Requirement. Each entry needs to be given again, character for character.

Data for processing.
◇ ◇ ◇
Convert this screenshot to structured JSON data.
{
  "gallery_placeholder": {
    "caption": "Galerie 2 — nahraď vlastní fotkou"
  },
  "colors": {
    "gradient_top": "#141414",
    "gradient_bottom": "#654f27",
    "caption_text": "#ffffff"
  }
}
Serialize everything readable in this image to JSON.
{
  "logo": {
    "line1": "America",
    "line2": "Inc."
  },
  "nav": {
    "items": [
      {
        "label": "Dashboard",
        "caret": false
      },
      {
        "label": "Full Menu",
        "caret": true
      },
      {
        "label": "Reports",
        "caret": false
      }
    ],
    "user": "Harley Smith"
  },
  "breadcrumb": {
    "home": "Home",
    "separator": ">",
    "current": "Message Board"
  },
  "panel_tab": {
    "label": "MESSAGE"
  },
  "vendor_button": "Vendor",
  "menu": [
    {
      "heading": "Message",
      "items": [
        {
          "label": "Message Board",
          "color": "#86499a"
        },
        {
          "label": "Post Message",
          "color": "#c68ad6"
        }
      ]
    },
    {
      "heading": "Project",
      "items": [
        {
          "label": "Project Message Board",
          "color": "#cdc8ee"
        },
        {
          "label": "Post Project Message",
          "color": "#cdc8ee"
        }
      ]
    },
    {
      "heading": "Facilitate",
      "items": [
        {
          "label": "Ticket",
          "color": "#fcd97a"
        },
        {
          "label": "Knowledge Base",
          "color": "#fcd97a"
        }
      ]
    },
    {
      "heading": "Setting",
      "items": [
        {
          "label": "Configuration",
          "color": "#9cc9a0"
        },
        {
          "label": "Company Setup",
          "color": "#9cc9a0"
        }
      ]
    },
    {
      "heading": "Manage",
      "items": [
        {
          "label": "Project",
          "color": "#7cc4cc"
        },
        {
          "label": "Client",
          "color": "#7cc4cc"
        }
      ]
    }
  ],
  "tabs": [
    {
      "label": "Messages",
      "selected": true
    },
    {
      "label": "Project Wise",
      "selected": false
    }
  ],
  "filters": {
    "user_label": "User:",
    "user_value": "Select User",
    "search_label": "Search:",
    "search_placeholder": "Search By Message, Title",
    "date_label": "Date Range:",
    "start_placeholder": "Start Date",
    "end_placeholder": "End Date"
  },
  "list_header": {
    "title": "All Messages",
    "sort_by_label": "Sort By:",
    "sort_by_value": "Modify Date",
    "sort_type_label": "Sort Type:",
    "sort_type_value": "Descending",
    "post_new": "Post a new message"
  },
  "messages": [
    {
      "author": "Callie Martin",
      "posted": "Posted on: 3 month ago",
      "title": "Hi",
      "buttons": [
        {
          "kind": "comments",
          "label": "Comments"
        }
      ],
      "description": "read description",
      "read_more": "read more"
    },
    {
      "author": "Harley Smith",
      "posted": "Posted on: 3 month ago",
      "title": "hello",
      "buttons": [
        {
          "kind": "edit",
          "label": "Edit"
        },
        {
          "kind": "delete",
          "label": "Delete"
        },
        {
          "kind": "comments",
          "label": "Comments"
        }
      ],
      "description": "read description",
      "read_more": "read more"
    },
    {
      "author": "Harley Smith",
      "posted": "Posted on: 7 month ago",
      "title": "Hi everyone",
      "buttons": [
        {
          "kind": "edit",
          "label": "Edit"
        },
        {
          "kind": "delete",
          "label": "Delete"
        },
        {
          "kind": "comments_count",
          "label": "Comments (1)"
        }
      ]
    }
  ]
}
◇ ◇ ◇
Your solution.
Convert this screenshot to structured JSON data.
{
  "gallery_placeholder": {
    "caption": "Galerie 2 — nahraď vlastní fotkou"
  },
  "colors": {
    "gradient_top": "#141414",
    "gradient_bottom": "#654f27",
    "caption_text": "#ffffff"
  }
}
Serialize everything readable in this image to JSON.
{
  "logo": {
    "line1": "America",
    "line2": "Inc."
  },
  "nav": {
    "items": [
      {
        "label": "Dashboard",
        "caret": false
      },
      {
        "label": "Full Menu",
        "caret": true
      },
      {
        "label": "Reports",
        "caret": false
      }
    ],
    "user": "Harley Smith"
  },
  "breadcrumb": {
    "home": "Home",
    "separator": ">",
    "current": "Message Board"
  },
  "panel_tab": {
    "label": "MESSAGE"
  },
  "vendor_button": "Vendor",
  "menu": [
    {
      "heading": "Message",
      "items": [
        {
          "label": "Message Board",
          "color": "#86499a"
        },
        {
          "label": "Post Message",
          "color": "#c68ad6"
        }
      ]
    },
    {
      "heading": "Project",
      "items": [
        {
          "label": "Project Message Board",
          "color": "#cdc8ee"
        },
        {
          "label": "Post Project Message",
          "color": "#cdc8ee"
        }
      ]
    },
    {
      "heading": "Facilitate",
      "items": [
        {
          "label": "Ticket",
          "color": "#fcd97a"
        },
        {
          "label": "Knowledge Base",
          "color": "#fcd97a"
        }
      ]
    },
    {
      "heading": "Setting",
      "items": [
        {
          "label": "Configuration",
          "color": "#9cc9a0"
        },
        {
          "label": "Company Setup",
          "color": "#9cc9a0"
        }
      ]
    },
    {
      "heading": "Manage",
      "items": [
        {
          "label": "Project",
          "color": "#7cc4cc"
        },
        {
          "label": "Client",
          "color": "#7cc4cc"
        }
      ]
    }
  ],
  "tabs": [
    {
      "label": "Messages",
      "selected": true
    },
    {
      "label": "Project Wise",
      "selected": false
    }
  ],
  "filters": {
    "user_label": "User:",
    "user_value": "Select User",
    "search_label": "Search:",
    "search_placeholder": "Search By Message, Title",
    "date_label": "Date Range:",
    "start_placeholder": "Start Date",
    "end_placeholder": "End Date"
  },
  "list_header": {
    "title": "All Messages",
    "sort_by_label": "Sort By:",
    "sort_by_value": "Modify Date",
    "sort_type_label": "Sort Type:",
    "sort_type_value": "Descending",
    "post_new": "Post a new message"
  },
  "messages": [
    {
      "author": "Callie Martin",
      "posted": "Posted on: 3 month ago",
      "title": "Hi",
      "buttons": [
        {
          "kind": "comments",
          "label": "Comments"
        }
      ],
      "description": "read description",
      "read_more": "read more"
    },
    {
      "author": "Harley Smith",
      "posted": "Posted on: 3 month ago",
      "title": "hello",
      "buttons": [
        {
          "kind": "edit",
          "label": "Edit"
        },
        {
          "kind": "delete",
          "label": "Delete"
        },
        {
          "kind": "comments",
          "label": "Comments"
        }
      ],
      "description": "read description",
      "read_more": "read more"
    },
    {
      "author": "Harley Smith",
      "posted": "Posted on: 7 month ago",
      "title": "Hi everyone",
      "buttons": [
        {
          "kind": "edit",
          "label": "Edit"
        },
        {
          "kind": "delete",
          "label": "Delete"
        },
        {
          "kind": "comments_count",
          "label": "Comments (1)"
        }
      ]
    }
  ]
}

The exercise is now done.